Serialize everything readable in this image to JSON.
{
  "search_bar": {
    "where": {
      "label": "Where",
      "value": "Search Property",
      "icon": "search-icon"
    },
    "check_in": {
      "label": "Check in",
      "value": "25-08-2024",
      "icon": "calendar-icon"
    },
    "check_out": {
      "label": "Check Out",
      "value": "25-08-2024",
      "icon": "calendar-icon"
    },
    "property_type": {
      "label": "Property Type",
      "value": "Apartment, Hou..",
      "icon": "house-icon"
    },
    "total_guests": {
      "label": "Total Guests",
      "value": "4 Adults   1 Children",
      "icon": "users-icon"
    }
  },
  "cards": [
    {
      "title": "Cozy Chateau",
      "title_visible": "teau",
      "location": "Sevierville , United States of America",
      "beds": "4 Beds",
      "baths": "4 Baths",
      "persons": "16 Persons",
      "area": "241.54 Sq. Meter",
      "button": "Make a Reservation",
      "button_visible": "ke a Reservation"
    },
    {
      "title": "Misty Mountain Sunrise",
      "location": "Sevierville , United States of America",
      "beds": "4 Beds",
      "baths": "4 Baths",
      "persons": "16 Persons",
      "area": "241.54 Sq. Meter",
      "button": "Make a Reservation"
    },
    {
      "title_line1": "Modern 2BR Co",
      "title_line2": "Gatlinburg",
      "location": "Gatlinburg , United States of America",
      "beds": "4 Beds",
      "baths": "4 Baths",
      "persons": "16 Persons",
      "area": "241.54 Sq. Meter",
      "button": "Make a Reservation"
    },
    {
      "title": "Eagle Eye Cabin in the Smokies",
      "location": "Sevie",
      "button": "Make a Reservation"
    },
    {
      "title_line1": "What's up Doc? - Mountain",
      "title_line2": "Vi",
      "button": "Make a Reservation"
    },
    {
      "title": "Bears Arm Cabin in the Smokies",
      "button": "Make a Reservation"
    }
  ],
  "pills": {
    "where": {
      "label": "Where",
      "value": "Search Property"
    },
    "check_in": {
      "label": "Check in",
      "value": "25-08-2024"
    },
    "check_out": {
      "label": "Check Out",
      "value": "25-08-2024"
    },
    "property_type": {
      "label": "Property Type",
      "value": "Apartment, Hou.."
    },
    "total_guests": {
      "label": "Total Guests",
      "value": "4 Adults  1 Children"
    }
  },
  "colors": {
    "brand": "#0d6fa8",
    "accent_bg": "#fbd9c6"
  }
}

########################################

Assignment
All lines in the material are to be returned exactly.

The completed task
Serialize everything readable in this image to JSON.
{
  "search_bar": {
    "where": {
      "label": "Where",
      "value": "Search Property",
      "icon": "search-icon"
    },
    "check_in": {
      "label": "Check in",
      "value": "25-08-2024",
      "icon": "calendar-icon"
    },
    "check_out": {
      "label": "Check Out",
      "value": "25-08-2024",
      "icon": "calendar-icon"
    },
    "property_type": {
      "label": "Property Type",
      "value": "Apartment, Hou..",
      "icon": "house-icon"
    },
    "total_guests": {
      "label": "Total Guests",
      "value": "4 Adults   1 Children",
      "icon": "users-icon"
    }
  },
  "cards": [
    {
      "title": "Cozy Chateau",
      "title_visible": "teau",
      "location": "Sevierville , United States of America",
      "beds": "4 Beds",
      "baths": "4 Baths",
      "persons": "16 Persons",
      "area": "241.54 Sq. Meter",
      "button": "Make a Reservation",
      "button_visible": "ke a Reservation"
    },
    {
      "title": "Misty Mountain Sunrise",
      "location": "Sevierville , United States of America",
      "beds": "4 Beds",
      "baths": "4 Baths",
      "persons": "16 Persons",
      "area": "241.54 Sq. Meter",
      "button": "Make a Reservation"
    },
    {
      "title_line1": "Modern 2BR Co",
      "title_line2": "Gatlinburg",
      "location": "Gatlinburg , United States of America",
      "beds": "4 Beds",
      "baths": "4 Baths",
      "persons": "16 Persons",
      "area": "241.54 Sq. Meter",
      "button": "Make a Reservation"
    },
    {
      "title": "Eagle Eye Cabin in the Smokies",
      "location": "Sevie",
      "button": "Make a Reservation"
    },
    {
      "title_line1": "What's up Doc? - Mountain",
      "title_line2": "Vi",
      "button": "Make a Reservation"
    },
    {
      "title": "Bears Arm Cabin in the Smokies",
      "button": "Make a Reservation"
    }
  ],
  "pills": {
    "where": {
      "label": "Where",
      "value": "Search Property"
    },
    "check_in": {
      "label": "Check in",
      "value": "25-08-2024"
    },
    "check_out": {
      "label": "Check Out",
      "value": "25-08-2024"
    },
    "property_type": {
      "label": "Property Type",
      "value": "Apartment, Hou.."
    },
    "total_guests": {
      "label": "Total Guests",
      "value": "4 Adults  1 Children"
    }
  },
  "colors": {
    "brand": "#0d6fa8",
    "accent_bg": "#fbd9c6"
  }
}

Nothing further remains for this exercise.